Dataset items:
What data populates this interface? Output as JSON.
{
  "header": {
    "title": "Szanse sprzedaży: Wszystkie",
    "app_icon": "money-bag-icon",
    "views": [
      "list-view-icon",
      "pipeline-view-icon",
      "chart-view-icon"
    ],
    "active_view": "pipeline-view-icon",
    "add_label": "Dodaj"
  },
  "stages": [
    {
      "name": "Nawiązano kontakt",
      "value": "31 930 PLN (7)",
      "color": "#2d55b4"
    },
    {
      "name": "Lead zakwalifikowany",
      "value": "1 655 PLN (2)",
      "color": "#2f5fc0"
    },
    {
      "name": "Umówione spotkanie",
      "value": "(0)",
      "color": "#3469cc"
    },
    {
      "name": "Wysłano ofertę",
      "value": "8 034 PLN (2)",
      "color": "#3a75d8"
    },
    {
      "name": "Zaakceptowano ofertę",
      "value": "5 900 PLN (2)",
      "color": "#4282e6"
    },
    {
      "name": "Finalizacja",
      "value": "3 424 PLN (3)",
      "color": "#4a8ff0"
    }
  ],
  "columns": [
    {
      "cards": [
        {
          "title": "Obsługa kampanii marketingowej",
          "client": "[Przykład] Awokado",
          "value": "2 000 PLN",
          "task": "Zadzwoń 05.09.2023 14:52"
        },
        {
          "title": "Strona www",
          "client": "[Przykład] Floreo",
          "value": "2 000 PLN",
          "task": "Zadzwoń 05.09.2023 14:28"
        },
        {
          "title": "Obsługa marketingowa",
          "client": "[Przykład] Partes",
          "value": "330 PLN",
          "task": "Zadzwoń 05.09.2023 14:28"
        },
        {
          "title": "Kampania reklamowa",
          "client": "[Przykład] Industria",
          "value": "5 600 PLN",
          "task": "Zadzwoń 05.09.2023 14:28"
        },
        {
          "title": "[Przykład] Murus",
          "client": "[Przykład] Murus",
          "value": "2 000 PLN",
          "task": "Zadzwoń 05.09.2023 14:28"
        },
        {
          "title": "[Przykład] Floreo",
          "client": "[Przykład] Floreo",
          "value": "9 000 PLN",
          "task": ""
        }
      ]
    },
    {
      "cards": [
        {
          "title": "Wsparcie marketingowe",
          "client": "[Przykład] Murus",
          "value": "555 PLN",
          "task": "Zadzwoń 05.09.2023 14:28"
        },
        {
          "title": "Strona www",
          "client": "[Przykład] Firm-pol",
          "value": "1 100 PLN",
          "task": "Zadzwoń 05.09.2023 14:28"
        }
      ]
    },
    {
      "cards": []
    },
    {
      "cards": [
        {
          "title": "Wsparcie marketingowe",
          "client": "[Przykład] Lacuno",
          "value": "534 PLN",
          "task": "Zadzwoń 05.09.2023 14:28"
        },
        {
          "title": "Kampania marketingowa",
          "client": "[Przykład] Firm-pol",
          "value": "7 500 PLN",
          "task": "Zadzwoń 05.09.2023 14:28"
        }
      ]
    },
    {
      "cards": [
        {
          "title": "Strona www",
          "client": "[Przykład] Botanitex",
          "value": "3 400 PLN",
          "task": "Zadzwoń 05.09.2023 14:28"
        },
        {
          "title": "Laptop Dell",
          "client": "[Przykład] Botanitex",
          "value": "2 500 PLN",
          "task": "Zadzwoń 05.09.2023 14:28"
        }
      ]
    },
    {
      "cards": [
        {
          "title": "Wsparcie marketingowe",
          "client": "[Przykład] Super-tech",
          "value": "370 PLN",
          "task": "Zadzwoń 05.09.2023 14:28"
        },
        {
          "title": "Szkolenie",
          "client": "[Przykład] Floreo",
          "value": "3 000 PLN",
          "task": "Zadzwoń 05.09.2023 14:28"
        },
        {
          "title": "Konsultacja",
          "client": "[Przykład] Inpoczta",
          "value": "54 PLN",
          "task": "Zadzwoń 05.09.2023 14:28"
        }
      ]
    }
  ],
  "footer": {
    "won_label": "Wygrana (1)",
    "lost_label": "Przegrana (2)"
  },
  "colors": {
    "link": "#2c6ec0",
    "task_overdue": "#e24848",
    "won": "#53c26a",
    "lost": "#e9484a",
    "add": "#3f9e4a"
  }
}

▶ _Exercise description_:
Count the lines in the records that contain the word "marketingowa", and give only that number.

▶ _Result of this exercise_:
2